This unnecessary complexity carries with it a far greater negative consequence. Basically, the complexity of the language makes it more difficult for those intended as beneficiaries to actually claim the credit. In practice, this credit is designed to offset some or all of the cost of health care premiums for those in the lower economic brackets. Data suggest that many of the individuals who would be eligible for this credit include those less educated, those for whom English is a second language, and those with limited internet access. While many others would also be eligible, the ability to realize the benefit from this credit for those listed may frequently depend on the assistance of others. Why is that? Our tax code should not be so obtuse that it is, in reality, incomprehensible to a majority of Americans.

If you can make sense of all of this then you are a better person than me. At least brighter. It gets worse but I will spare you.
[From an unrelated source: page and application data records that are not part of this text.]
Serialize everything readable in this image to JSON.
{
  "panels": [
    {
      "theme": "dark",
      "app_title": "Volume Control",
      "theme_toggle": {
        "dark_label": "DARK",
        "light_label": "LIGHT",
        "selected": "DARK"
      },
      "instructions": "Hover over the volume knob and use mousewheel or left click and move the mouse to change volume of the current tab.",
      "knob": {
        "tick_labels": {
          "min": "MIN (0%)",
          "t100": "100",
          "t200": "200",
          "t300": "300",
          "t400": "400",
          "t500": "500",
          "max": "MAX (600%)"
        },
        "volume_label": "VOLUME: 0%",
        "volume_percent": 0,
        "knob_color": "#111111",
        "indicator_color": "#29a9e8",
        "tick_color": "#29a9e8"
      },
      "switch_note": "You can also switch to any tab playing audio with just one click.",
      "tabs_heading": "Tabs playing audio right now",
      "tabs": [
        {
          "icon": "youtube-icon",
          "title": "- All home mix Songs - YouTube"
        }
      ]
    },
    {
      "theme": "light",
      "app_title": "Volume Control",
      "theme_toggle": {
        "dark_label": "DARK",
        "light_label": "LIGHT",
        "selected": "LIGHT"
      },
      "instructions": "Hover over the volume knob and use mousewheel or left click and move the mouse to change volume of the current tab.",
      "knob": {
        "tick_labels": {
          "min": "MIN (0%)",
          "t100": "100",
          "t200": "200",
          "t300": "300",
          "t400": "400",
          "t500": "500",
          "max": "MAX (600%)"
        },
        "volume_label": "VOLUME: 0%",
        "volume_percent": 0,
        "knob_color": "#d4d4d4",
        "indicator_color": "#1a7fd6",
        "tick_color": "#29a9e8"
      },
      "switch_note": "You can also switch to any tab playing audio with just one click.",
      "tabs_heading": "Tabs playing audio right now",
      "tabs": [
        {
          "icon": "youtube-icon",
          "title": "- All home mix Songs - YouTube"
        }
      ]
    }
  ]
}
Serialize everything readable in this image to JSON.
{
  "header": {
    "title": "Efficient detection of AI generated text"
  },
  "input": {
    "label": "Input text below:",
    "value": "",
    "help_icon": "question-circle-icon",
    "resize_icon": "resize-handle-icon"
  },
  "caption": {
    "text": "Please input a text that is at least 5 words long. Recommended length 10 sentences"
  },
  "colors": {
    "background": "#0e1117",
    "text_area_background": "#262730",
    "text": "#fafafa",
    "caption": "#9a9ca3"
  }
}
Reading this post wasn’t very fun was it? Sorry. But maybe it offers a glimpse of the inane language we have allowed Congress to hold over our heads. Collectively we might try taking English as a Second Language to better understand this stuff.

Better yet, we could demand that Congress completely overhaul the tax code.

Happy trails to you, until we meet again. C’mon, sing along! Happy trails….

AuthorDoug Spiker